* [Directions]
An exact copy of each line below is needed, with no images in it.
== Segment start ==
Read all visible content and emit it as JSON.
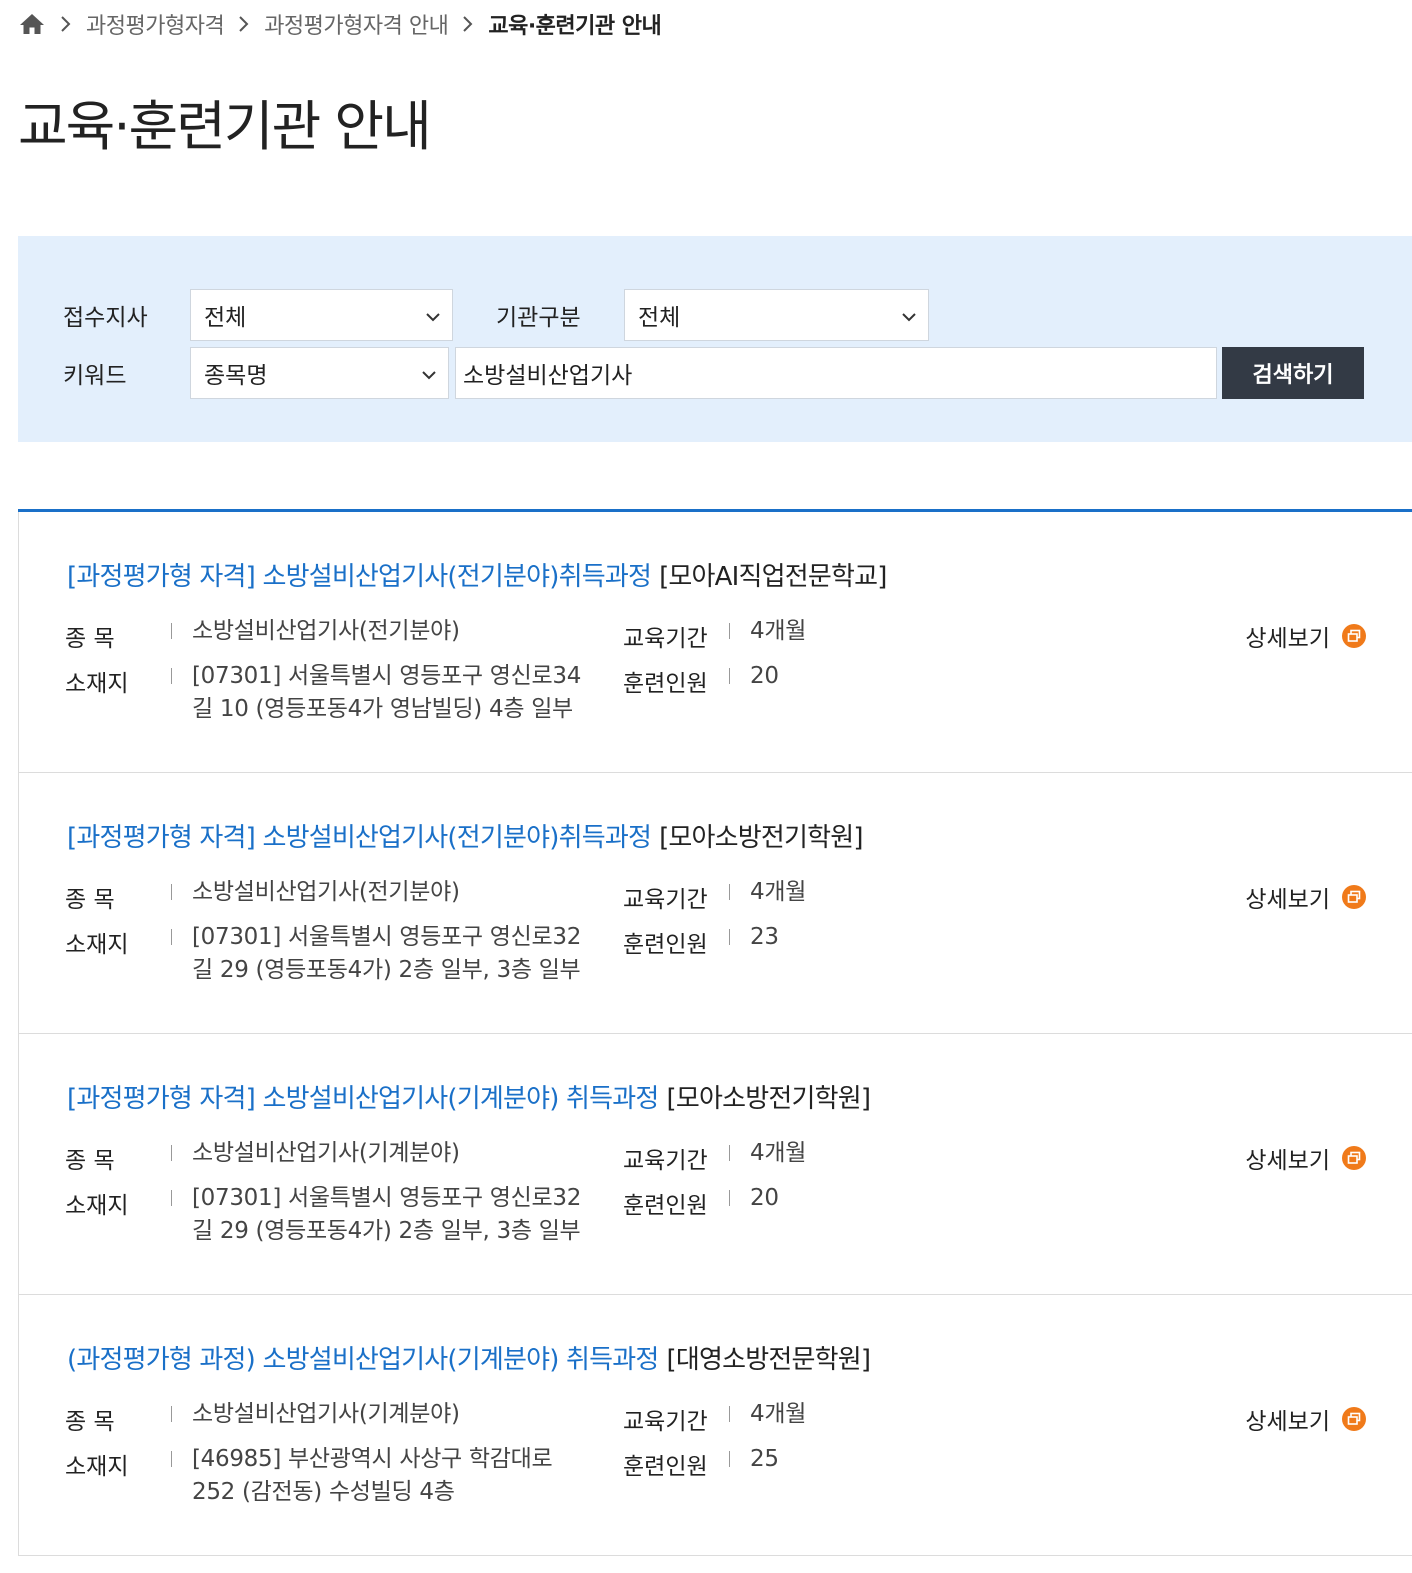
{
  "breadcrumb": {
    "items": [
      "과정평가형자격",
      "과정평가형자격 안내",
      "교육·훈련기관 안내"
    ]
  },
  "page_title": "교육·훈련기관 안내",
  "search": {
    "branch_label": "접수지사",
    "branch_value": "전체",
    "org_type_label": "기관구분",
    "org_type_value": "전체",
    "keyword_label": "키워드",
    "keyword_type_value": "종목명",
    "keyword_value": "소방설비산업기사",
    "search_button": "검색하기"
  },
  "labels": {
    "subject": "종 목",
    "location": "소재지",
    "duration": "교육기간",
    "trainees": "훈련인원",
    "detail": "상세보기"
  },
  "results": [
    {
      "course": "[과정평가형 자격] 소방설비산업기사(전기분야)취득과정",
      "org": "[모아AI직업전문학교]",
      "subject": "소방설비산업기사(전기분야)",
      "address_line1": "[07301] 서울특별시 영등포구 영신로34",
      "address_line2": "길 10 (영등포동4가 영남빌딩) 4층 일부",
      "duration": "4개월",
      "trainees": "20"
    },
    {
      "course": "[과정평가형 자격] 소방설비산업기사(전기분야)취득과정",
      "org": "[모아소방전기학원]",
      "subject": "소방설비산업기사(전기분야)",
      "address_line1": "[07301] 서울특별시 영등포구 영신로32",
      "address_line2": "길 29 (영등포동4가) 2층 일부, 3층 일부",
      "duration": "4개월",
      "trainees": "23"
    },
    {
      "course": "[과정평가형 자격] 소방설비산업기사(기계분야) 취득과정",
      "org": "[모아소방전기학원]",
      "subject": "소방설비산업기사(기계분야)",
      "address_line1": "[07301] 서울특별시 영등포구 영신로32",
      "address_line2": "길 29 (영등포동4가) 2층 일부, 3층 일부",
      "duration": "4개월",
      "trainees": "20"
    },
    {
      "course": "(과정평가형 과정) 소방설비산업기사(기계분야) 취득과정",
      "org": "[대영소방전문학원]",
      "subject": "소방설비산업기사(기계분야)",
      "address_line1": "[46985] 부산광역시 사상구 학감대로",
      "address_line2": "252 (감전동) 수성빌딩 4층",
      "duration": "4개월",
      "trainees": "25"
    }
  ],
  "colors": {
    "accent_blue": "#1a70c8",
    "search_bg": "#e3effc",
    "button_dark": "#333a45",
    "detail_icon": "#f07a1a"
  }
}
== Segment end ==
* [Exercise output]
Read all visible content and emit it as JSON.
{
  "breadcrumb": {
    "items": [
      "과정평가형자격",
      "과정평가형자격 안내",
      "교육·훈련기관 안내"
    ]
  },
  "page_title": "교육·훈련기관 안내",
  "search": {
    "branch_label": "접수지사",
    "branch_value": "전체",
    "org_type_label": "기관구분",
    "org_type_value": "전체",
    "keyword_label": "키워드",
    "keyword_type_value": "종목명",
    "keyword_value": "소방설비산업기사",
    "search_button": "검색하기"
  },
  "labels": {
    "subject": "종 목",
    "location": "소재지",
    "duration": "교육기간",
    "trainees": "훈련인원",
    "detail": "상세보기"
  },
  "results": [
    {
      "course": "[과정평가형 자격] 소방설비산업기사(전기분야)취득과정",
      "org": "[모아AI직업전문학교]",
      "subject": "소방설비산업기사(전기분야)",
      "address_line1": "[07301] 서울특별시 영등포구 영신로34",
      "address_line2": "길 10 (영등포동4가 영남빌딩) 4층 일부",
      "duration": "4개월",
      "trainees": "20"
    },
    {
      "course": "[과정평가형 자격] 소방설비산업기사(전기분야)취득과정",
      "org": "[모아소방전기학원]",
      "subject": "소방설비산업기사(전기분야)",
      "address_line1": "[07301] 서울특별시 영등포구 영신로32",
      "address_line2": "길 29 (영등포동4가) 2층 일부, 3층 일부",
      "duration": "4개월",
      "trainees": "23"
    },
    {
      "course": "[과정평가형 자격] 소방설비산업기사(기계분야) 취득과정",
      "org": "[모아소방전기학원]",
      "subject": "소방설비산업기사(기계분야)",
      "address_line1": "[07301] 서울특별시 영등포구 영신로32",
      "address_line2": "길 29 (영등포동4가) 2층 일부, 3층 일부",
      "duration": "4개월",
      "trainees": "20"
    },
    {
      "course": "(과정평가형 과정) 소방설비산업기사(기계분야) 취득과정",
      "org": "[대영소방전문학원]",
      "subject": "소방설비산업기사(기계분야)",
      "address_line1": "[46985] 부산광역시 사상구 학감대로",
      "address_line2": "252 (감전동) 수성빌딩 4층",
      "duration": "4개월",
      "trainees": "25"
    }
  ],
  "colors": {
    "accent_blue": "#1a70c8",
    "search_bg": "#e3effc",
    "button_dark": "#333a45",
    "detail_icon": "#f07a1a"
  }
}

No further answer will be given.